USA -(Ammoland.com)- Recently two concerned Coloradans documented violations by off-road vehicle users that helped law enforcement officers uphold laws intended to promote solitude, conserve public lands and waters, and sustain fish and game. For their efforts, BHA presented these citizens with $500 rewards.
Driving a vehicle off-road or on a non-motorized route on national forest lands is a violation of federal law. The Grand Mesa, Uncompahgre and Gunnison national forests, collectively “GMUG,” have engaged the public in designating specific routes for motorized and non-motorized travel through the travel management rule.
Violations do occur, more often during hunting seasons when hunters are looking for access or retrieving game. Travelling off route while hunting or fishing on public lands in Colorado comes with a 10-point hunting license penalty assessment and a $280 fine with Colorado Parks and Wildlife.
Molly Cannon of Gunnison County reported two vehicles on a non-motorized trail in the Farris Creek drainage during muzzleloader season in the Gunnison NF.
Both hunters were issued a violation notice for traveling off route while hunting. Information on the incident was forwarded to CPW for the penalty assessment to the hunters. Cannon will be rewarded for assisting law enforcement with information, photographs and location of the violations.
In a separate incident, Jeffery Pike, of Crested Butte, notified law enforcement of an all-wheel motorcycle traveling a half-mile off trail to retrieve an elk. When officers pursued the report and investigated the area, the hunter realized he was off trail, admitted his violation and paid the fine.
Mike Fuller, Forest Service law enforcement officer for the Gunnison NF, explains: “It is difficult for law enforcement officers to cover all the areas of this 3 million-acre forest. We rely on the public to assist us by reporting illegal activity and other resource impacts to our public lands.”
According to Tim Brass, BHA’s state policy director, “Our organization has an OHV reward fund program to help educate hunters and OHV users of the need to stay on designated routes.”
The public is encouraged to notify authorities of off-road abuse. BHA will reward these individuals for reporting observations of illegal activity or abuse to law enforcement. “After successful prosecution or payment of fines, BHA will offer up to $500 per incident/report,” Brass added.
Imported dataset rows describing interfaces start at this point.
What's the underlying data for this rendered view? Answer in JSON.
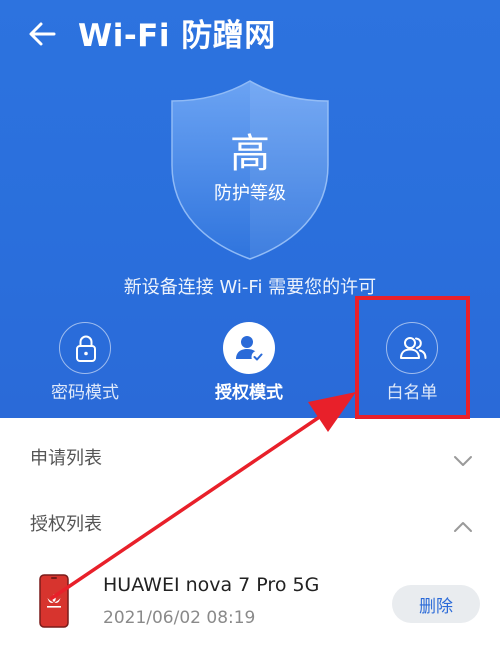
{
  "header": {
    "title": "Wi-Fi 防蹭网",
    "back_icon": "back-arrow-icon",
    "background": "#2a6fdc"
  },
  "protection": {
    "level": "高",
    "level_label": "防护等级",
    "notice": "新设备连接 Wi-Fi 需要您的许可"
  },
  "modes": [
    {
      "label": "密码模式",
      "icon": "lock-icon",
      "selected": false
    },
    {
      "label": "授权模式",
      "icon": "user-check-icon",
      "selected": true
    },
    {
      "label": "白名单",
      "icon": "users-icon",
      "selected": false
    }
  ],
  "sections": {
    "apply_list": {
      "title": "申请列表",
      "expanded": false
    },
    "auth_list": {
      "title": "授权列表",
      "expanded": true
    }
  },
  "devices": [
    {
      "name": "HUAWEI nova 7 Pro 5G",
      "time": "2021/06/02 08:19",
      "action": "删除",
      "icon": "huawei-phone-icon"
    }
  ],
  "annotation": {
    "color": "#e8202a",
    "target": "白名单"
  }
}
To learn more about BHA’s OHV reward fund, click here.
Backcountry Hunters & Anglers is the sportsmen’s voice for our wild public lands, waters and wildlife.
About Backcountry Hunters & Anglers:
Our freedom to hunt and fish depends on habitat. While many of us enjoy hunting and fishing on a range of landscapes, including farm fields and reservoirs, there is something special – even magical – about hunting deep in the backcountry or fishing on a remote river.
Wilderness hunting and fishing deliver a sense of freedom, challenge and solitude that is increasingly trampled by the twin pressures of growing population and increasing technology. Many treasured fish and wildlife species – such as cutthroat trout, grizzly bear and bighorn sheep – thrive in wilderness. Others, like elk and mule deer, benefit from wilderness. From the Steens Mountain Wilderness in Oregon to the Frank Church-River of No Return Wilderness in Idaho and the Boundary Waters of Minnesota, BHA members treasure America’s wilderness system and strive to add to it.
We take the advice of Theodore Roosevelt: “Preserve large tracts of wilderness … for the exercise of the skill of the hunter, whether or not he is a man of means.”